Things fell apart after that. Lin tore his MCL and would be lost for the season. Once assumed to match any offer for his services, the New York Knicks declined to match Houston’s contract offer for the restricted free agent, a move that may have had more to do with ownership hubris and ego than the oft-referenced “basketball reasons.” Landry is no longer with the team. The couch has gone missing. The Knicks, somehow, are better than ever.

For a month, though, in the midst of overall what was a terrible 2012-13 NBA regular season directly influenced by the lockout? Lin ran things.

He gave Knick fans what they had deserved for too long in the wake of Dave Checketts and Jeff Van Gundy leaving the franchise in 2001, and somehow nearly made a month’s worth of play in the year’s shortest month the story of the season. LeBron James’ ascension to champion ended all that, but not before Jeremy Lin made the New York Knicks fun again. In a role that so many – from Isiah Thomas to Stephon Marbury to Eddy Curry to Amar’e Stoudemire Carmelo Anthony to Mike D’Antoni – were all once charged with.

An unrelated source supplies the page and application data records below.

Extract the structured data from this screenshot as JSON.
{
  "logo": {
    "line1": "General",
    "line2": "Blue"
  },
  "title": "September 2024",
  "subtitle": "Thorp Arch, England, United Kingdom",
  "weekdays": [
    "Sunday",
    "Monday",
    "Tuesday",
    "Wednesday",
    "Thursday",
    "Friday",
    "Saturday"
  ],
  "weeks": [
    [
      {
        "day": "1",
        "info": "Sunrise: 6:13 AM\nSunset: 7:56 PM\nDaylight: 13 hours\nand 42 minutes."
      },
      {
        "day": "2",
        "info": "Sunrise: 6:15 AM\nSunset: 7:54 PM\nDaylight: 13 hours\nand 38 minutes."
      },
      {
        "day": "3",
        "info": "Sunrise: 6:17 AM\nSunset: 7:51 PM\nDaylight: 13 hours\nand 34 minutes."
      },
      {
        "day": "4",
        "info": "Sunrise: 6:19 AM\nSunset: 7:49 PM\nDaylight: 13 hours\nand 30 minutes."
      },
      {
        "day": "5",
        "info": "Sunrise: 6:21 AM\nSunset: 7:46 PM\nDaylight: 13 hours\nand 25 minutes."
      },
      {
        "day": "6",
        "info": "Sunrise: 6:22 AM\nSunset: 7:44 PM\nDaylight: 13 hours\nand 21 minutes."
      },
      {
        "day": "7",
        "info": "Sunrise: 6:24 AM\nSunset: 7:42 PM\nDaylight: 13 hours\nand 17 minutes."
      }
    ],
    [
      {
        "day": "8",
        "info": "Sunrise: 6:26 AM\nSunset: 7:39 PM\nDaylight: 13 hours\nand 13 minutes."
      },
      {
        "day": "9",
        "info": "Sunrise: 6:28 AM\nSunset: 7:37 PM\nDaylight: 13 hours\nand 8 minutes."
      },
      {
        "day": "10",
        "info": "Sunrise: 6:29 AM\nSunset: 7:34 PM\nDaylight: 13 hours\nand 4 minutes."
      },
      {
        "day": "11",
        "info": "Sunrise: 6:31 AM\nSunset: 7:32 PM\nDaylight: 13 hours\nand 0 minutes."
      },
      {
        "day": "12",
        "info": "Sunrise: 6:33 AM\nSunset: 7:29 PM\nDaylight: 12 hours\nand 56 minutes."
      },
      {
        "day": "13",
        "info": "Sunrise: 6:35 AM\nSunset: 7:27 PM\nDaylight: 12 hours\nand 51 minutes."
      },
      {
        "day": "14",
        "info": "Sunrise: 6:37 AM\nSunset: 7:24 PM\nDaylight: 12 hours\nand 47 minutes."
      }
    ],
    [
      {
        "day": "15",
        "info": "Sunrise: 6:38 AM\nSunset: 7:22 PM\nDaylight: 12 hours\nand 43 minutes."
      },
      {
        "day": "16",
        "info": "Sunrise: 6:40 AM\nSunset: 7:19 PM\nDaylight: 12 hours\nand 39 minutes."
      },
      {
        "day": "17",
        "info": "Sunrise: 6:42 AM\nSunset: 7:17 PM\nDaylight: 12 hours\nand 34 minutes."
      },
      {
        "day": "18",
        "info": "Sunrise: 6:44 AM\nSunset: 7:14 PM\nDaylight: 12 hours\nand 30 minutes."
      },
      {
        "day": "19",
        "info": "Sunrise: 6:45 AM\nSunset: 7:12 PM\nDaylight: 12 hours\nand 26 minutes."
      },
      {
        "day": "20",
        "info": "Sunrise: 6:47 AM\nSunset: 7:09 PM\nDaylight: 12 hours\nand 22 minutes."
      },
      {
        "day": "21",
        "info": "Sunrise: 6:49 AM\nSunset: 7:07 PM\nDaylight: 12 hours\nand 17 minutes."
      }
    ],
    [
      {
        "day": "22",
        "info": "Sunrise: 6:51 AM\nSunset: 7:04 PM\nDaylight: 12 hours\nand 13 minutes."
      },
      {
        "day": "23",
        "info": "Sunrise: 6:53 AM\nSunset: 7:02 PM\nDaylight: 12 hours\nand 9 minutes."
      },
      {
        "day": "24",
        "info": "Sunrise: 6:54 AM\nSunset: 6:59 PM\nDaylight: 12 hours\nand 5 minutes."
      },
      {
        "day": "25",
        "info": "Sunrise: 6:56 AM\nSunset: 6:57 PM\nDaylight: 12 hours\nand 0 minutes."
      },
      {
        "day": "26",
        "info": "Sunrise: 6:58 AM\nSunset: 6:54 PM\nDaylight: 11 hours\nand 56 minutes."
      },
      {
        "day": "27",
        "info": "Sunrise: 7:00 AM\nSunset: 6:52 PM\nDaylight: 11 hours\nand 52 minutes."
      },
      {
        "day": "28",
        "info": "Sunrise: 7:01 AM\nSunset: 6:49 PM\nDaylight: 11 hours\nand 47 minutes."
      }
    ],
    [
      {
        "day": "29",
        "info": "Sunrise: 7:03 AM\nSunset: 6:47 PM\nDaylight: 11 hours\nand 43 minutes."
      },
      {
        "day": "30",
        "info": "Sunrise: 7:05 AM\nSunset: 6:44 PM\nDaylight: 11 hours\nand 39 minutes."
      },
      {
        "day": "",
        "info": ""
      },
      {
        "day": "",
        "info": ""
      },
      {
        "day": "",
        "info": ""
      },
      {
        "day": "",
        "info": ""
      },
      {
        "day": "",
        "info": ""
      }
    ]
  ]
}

A year later, everyone is in happier places. But it was something special, and significant while it was around.

Happy Anniversary, Linsanity.